Materials with an average grain size of 100 nanometers to 1 micrometer are called ultra fine grained materials, whereas those with an average grain size of up to 100 nanometersm are referred to nanocrystalline materials. The particularity of these materials is their high strength and, at the same time, high ductility, which makes them very interesting for industrial applications where massive components of high strength and large ductility are needed.
At the IMM within the Nanostructures research group two directions are pursued. On the one hand nanocrystalline and ultra fine grained aluminum alloys, which are produced by severe plastic deformation (SPD), are studied. The investigations are focused on the influences of fine second phase particles and solute elements on microstructure evolution during SPD and on the mechanical properties, such as strain hardening, strain rate sensitivity and dynamic strain aging of the materials after SPD.

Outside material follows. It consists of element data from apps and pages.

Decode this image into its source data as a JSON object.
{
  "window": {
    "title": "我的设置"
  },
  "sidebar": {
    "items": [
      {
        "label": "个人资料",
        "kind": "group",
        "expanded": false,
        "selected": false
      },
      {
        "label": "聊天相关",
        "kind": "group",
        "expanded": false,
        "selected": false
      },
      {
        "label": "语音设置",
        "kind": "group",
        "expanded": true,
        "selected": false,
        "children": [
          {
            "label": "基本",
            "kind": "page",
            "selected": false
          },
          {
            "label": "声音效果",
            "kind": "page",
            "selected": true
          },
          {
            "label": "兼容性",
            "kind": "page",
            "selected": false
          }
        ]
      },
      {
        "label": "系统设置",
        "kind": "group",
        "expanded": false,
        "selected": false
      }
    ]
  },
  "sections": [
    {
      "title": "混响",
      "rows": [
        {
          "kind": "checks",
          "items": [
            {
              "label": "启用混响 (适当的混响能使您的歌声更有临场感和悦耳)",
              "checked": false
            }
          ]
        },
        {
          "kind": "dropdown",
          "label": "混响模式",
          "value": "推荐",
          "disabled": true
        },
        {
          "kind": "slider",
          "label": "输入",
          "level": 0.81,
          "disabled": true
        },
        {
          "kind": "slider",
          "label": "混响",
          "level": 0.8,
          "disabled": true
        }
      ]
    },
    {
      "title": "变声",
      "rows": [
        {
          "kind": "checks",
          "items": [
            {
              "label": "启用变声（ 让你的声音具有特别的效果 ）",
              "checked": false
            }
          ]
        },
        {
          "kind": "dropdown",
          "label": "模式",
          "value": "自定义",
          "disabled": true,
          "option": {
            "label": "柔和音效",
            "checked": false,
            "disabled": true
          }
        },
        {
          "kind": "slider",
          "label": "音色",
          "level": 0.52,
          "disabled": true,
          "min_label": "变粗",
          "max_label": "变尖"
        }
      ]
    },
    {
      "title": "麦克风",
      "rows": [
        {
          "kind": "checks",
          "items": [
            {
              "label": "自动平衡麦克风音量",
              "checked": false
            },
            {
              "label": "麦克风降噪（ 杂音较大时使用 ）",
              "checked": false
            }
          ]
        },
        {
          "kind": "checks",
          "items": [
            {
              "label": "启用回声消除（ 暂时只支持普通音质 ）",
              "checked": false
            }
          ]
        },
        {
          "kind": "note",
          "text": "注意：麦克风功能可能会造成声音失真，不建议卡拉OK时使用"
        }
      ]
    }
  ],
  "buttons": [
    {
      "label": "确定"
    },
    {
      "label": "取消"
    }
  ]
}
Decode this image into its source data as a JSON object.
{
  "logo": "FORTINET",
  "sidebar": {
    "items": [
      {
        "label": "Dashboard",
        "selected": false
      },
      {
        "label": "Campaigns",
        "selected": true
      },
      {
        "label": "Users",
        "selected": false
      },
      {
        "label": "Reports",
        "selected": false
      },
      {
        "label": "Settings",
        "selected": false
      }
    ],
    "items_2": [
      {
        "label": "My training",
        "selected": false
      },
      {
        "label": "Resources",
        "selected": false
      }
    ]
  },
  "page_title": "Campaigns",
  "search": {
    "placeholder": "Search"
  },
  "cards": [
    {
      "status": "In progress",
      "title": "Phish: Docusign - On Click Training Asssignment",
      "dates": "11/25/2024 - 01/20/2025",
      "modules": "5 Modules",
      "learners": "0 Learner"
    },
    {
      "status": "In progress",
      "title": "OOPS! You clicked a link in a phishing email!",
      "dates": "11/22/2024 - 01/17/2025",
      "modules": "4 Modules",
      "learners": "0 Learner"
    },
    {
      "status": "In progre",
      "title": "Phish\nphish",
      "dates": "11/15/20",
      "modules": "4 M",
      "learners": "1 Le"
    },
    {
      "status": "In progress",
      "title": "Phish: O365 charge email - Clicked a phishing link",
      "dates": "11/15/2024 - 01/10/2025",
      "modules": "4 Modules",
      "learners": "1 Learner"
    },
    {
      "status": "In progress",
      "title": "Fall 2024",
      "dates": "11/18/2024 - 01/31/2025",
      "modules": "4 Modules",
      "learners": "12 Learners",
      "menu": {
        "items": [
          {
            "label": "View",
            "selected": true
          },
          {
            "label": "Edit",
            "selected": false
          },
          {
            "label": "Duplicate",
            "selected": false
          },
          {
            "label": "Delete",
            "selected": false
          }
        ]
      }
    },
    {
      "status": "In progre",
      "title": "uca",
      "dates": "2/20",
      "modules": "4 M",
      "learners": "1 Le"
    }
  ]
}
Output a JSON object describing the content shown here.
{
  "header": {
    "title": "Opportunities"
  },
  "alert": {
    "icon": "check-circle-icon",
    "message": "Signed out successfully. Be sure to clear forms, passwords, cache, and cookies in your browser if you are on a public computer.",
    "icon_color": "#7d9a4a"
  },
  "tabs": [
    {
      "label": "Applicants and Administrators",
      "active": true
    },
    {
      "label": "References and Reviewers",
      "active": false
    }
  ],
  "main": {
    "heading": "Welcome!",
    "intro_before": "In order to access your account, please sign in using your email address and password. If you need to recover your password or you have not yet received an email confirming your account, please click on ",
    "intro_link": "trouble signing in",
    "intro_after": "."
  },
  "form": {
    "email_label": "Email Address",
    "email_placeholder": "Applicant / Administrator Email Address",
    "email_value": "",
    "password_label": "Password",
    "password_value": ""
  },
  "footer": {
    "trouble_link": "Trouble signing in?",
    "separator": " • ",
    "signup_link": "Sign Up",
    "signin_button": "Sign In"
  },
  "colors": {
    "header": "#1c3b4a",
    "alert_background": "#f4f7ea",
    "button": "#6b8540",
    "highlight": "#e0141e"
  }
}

The aim of the investigations is to find ways to improve the ductility of ultra fine grained materials subjected to SPD but at the same time maintain the high material strength gained by SPD.
The other focus of research is on NiAl composites reinforced by refractory metal (Mo, Cr) fibers or lamellae and are produced in-situ by high-precision controlled directional solidification. It is intended to use the developed materials for introducing a new generation gas turbine blades which can be utilized at temperatures above 1000 °C. The emphasis of the investigations is on the relation between production process parameters, microstructures and thermal/mechanical properties of the investigated materials. In the course of the investigations a technical databank will be built up for potential future industrial production of gas turbine blades with the investigated materials.
To conduct the respective research, electron microscopy and various mechanical testing machines are employed, severe plastic deformation is carried out and special treatment equipment is used, to obtain the desired microstructures and respective properties.
F) Parallel Material Models
The computer simulation of material properties and production processes has experienced a considerable boost in recent years, for the reason that it is expected to get on the one hand a deeper understanding of scientific-technological phenomena and on the other hand significant potential for faster and more cost-effective material development.
Established simulation methods are ideal for conventional computer architectures, which are usually tailored to a central processor.
Nevertheless the future of digital computation orientates itself in the direction of the new parallel computer architecture. The aim of the new research group Parallel Material Models is the development of material models, that make use of the massive parallel computer architecture. At the same time these models are supposed to be able to approach more realistic time and length scales in computer simulation. At present the main focus is on the development of models for the simulation of deformation texture under consideration of the grain-grain-interaction, of the microstructure evolution during recrystallization and of the work hardening of metallic materials.
In the last two decades magnesium alloys increasingly attracted interest due to their low density and the increasing importance of light weight constructions. For the use of magnesium components in safety relevant applications currently wrought alloys are developed, which are characterized by a high strength and ductility because of their fine-grained microstructure.
In industrial practice magnesium alloys are mostly used for the production of extrusion profiles. The production of magnesium sheet has not been established yet industrially, since the cold formability of magnesium and its alloys has to be improved. At this point the magnesium research group of the IMM becomes active. We investigate the structure- and texture-development of different magnesium alloys during its deformation, recrystallization and grain growth to draw conclusions for possible modifications of the production process to improve the quality of magnesium sheet products.